# [Task details]
When a line in the entries below contains the word "para", copy that line.

# [Supplied data]
-.-.-

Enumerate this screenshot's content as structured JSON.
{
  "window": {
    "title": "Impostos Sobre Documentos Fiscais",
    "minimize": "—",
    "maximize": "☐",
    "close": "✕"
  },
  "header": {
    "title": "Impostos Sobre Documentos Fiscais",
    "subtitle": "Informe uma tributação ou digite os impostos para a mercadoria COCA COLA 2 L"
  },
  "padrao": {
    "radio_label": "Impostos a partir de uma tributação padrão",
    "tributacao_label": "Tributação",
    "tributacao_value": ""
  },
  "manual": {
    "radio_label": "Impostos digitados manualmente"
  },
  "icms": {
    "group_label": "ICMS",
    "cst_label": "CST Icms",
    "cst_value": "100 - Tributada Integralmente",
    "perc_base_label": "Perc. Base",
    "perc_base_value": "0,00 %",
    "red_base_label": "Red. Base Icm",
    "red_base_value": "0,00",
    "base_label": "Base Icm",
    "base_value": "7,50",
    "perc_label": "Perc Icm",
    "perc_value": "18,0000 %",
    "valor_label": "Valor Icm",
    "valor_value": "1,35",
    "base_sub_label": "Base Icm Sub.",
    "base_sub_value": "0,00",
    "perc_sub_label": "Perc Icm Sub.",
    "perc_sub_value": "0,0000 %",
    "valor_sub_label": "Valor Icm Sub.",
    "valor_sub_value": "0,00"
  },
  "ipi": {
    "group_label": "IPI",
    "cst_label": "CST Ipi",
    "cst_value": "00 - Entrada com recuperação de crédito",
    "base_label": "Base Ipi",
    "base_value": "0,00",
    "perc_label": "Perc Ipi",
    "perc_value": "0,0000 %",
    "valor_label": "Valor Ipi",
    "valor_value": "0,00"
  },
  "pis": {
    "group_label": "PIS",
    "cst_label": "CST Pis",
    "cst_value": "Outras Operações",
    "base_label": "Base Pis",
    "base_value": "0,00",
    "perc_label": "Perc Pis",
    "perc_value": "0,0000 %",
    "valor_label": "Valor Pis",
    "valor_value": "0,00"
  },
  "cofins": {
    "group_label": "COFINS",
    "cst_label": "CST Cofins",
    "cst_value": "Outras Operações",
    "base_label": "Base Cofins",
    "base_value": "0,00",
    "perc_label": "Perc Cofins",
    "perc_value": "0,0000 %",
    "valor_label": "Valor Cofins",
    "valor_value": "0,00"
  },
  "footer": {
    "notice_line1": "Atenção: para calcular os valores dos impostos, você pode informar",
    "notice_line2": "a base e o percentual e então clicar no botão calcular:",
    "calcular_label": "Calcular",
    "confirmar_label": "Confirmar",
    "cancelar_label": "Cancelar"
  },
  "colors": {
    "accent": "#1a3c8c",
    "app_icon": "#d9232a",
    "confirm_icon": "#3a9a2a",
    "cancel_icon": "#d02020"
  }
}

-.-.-

# [Solution]
    "subtitle": "Informe uma tributação ou digite os impostos para a mercadoria COCA COLA 2 L"
    "notice_line1": "Atenção: para calcular os valores dos impostos, você pode informar",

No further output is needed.